Ah, semester has started, and with it comes the grind of studying for the big test, where callow highschoolers finally get to see if they can make it in the big leagues.
Here we see them in lecture:
Yes, football players go to lectures.
About football, as well as whatever other subjects they are taking.
The coach gets up there, talks about football and shit, and they all listen, and nod, and maybe take some notes, and check their cool pics on facebook, and text their friends, and nap… afterwards they go their separate ways back to their rooms and vegetate.
Then, y’know, they have a test, a practicum we’d call it, where they go out and do some football, show what they can do, properly proctored of course.
If they’re real swots, maybe they read the “playbook” the night before, or at least the parts they think will come up in the game, you know, try to figure out what “plays” the coach will call on them to show them during the test.

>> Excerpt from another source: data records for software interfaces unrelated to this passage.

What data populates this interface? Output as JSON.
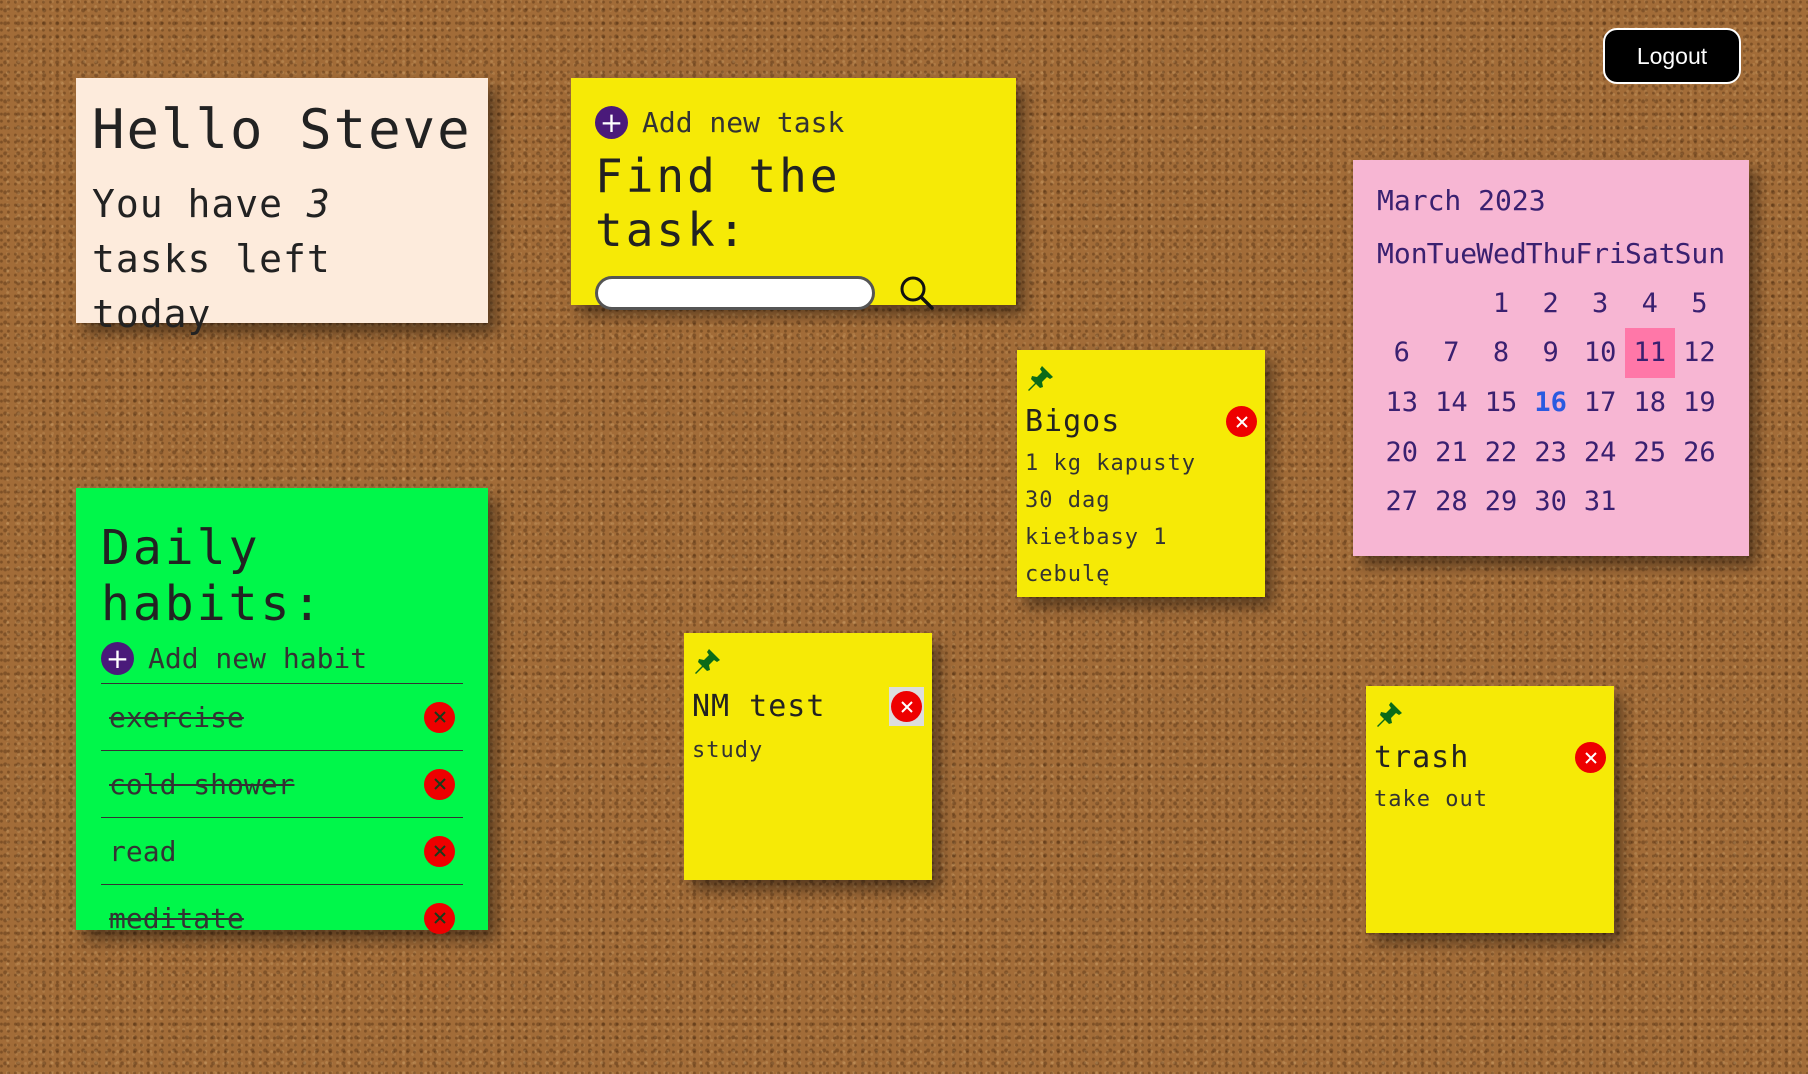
{
  "header": {
    "logout_label": "Logout"
  },
  "greeting": {
    "hello": "Hello Steve",
    "line_prefix": "You have ",
    "task_count": "3",
    "line_suffix": " tasks left today"
  },
  "finder": {
    "add_label": "Add new task",
    "title": "Find the task:",
    "search_value": ""
  },
  "habits": {
    "title": "Daily habits:",
    "add_label": "Add new habit",
    "items": [
      {
        "label": "exercise",
        "done": true
      },
      {
        "label": "cold shower",
        "done": true
      },
      {
        "label": "read",
        "done": false
      },
      {
        "label": "meditate",
        "done": true
      }
    ]
  },
  "notes": [
    {
      "title": "Bigos",
      "lines": [
        "1 kg kapusty",
        "30 dag",
        "kiełbasy 1",
        "cebulę"
      ]
    },
    {
      "title": "NM test",
      "lines": [
        "study"
      ]
    },
    {
      "title": "trash",
      "lines": [
        "take out"
      ]
    }
  ],
  "calendar": {
    "month_label": "March 2023",
    "weekdays": [
      "Mon",
      "Tue",
      "Wed",
      "Thu",
      "Fri",
      "Sat",
      "Sun"
    ],
    "days": [
      "",
      "",
      "1",
      "2",
      "3",
      "4",
      "5",
      "6",
      "7",
      "8",
      "9",
      "10",
      "11",
      "12",
      "13",
      "14",
      "15",
      "16",
      "17",
      "18",
      "19",
      "20",
      "21",
      "22",
      "23",
      "24",
      "25",
      "26",
      "27",
      "28",
      "29",
      "30",
      "31"
    ],
    "selected_day": "11",
    "highlighted_day": "16"
  },
  "colors": {
    "board": "#a26c38",
    "greeting_note": "#fdebdc",
    "yellow_note": "#f6ea06",
    "habits_note": "#00f74a",
    "calendar_note": "#f7b6d3",
    "calendar_today": "#ff77a8",
    "delete_red": "#ee0000",
    "plus_purple": "#4a1a7a",
    "pin_green": "#0b6b18"
  },
  "icons": [
    "plus-circle-icon",
    "search-icon",
    "close-icon",
    "pin-icon"
  ]
}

I mean there are way more plays in the lectures and book than could actually show up during the game, so focus on the ones that coach is likely to actually call.
But that is more or less what many physics students think they can do for a 30-45 lecture physics class – show up to lectures, take some notes, maybe read things over the night before, and then they are surprised and angry when they do badly in the test.
Now think about what football players actually do as part of their preparation to play.
First of all, they have to have general physical fitness – by itself that is not sufficient to play good football, but it is necessary. They have to have strength, speed, endurance, co-ordination, as a minimum. For some positions you need other general physical skills like catching or kicking.
For physics, the equivalent is mathematics – you need the mathematical training to begin doing physics, your arithmetic, algebra, geometry and calculus. You may also need other mathematical skills, like statistics or group theory, depending on what sort of physics you end up doing.
But, sitting through lectures and reading the book will still not let you play football at the college level, even if your general maths fitness level is excellent.
You need to workout on your own, do homework where you practise your skills; you also need labs, where you run through the plays – actually doing the physics rather than hearing about it and reading about it.
But even that is not enough – you need to get some fellow physicists together and run through elements of the plays both with someone guiding you in structured sessions (coach, assistant, other player), and by getting some friends together and working through things together on your own.
To really do well though, even that is not enough, you have to like football, and incorporate it into your life: watch football, watch other college games, watch the pro football games, play football video games, and talk football with your friends.
Analyse how others play and find their errors, and what they do well.
Then you will do well in physics.
Seriously: we will no more do better educating physicists by changing lecture pedagogy than the football team would improve by having players break into small group discussion sessions during team meetings – not that that doesn’t help, a little bit, rather the main problems are the other off the field issues.
To do well you need the fitness – the mathematics to apply to physics; you need the repetition of homework, working through the concepts and tasks; you need the labs, where you actually do physics; you need to do work beyond the minimum assigned, where you set yourself tasks; most of all you need to interact with the other players, where you talk over the lecture, go over the book interactively, talk about the homework problems, the tests, the labs, and what else is going on in physics in the world.
The lecture provides the framework, it outlines the playbook, shows you some examples of what you are going to face, discusses the general concept and coaching philosophy – but it is not the primary means for delivering the detailed knowledge needed to actually do physics, to pass the test, that comes from repetition, hard work, and learning.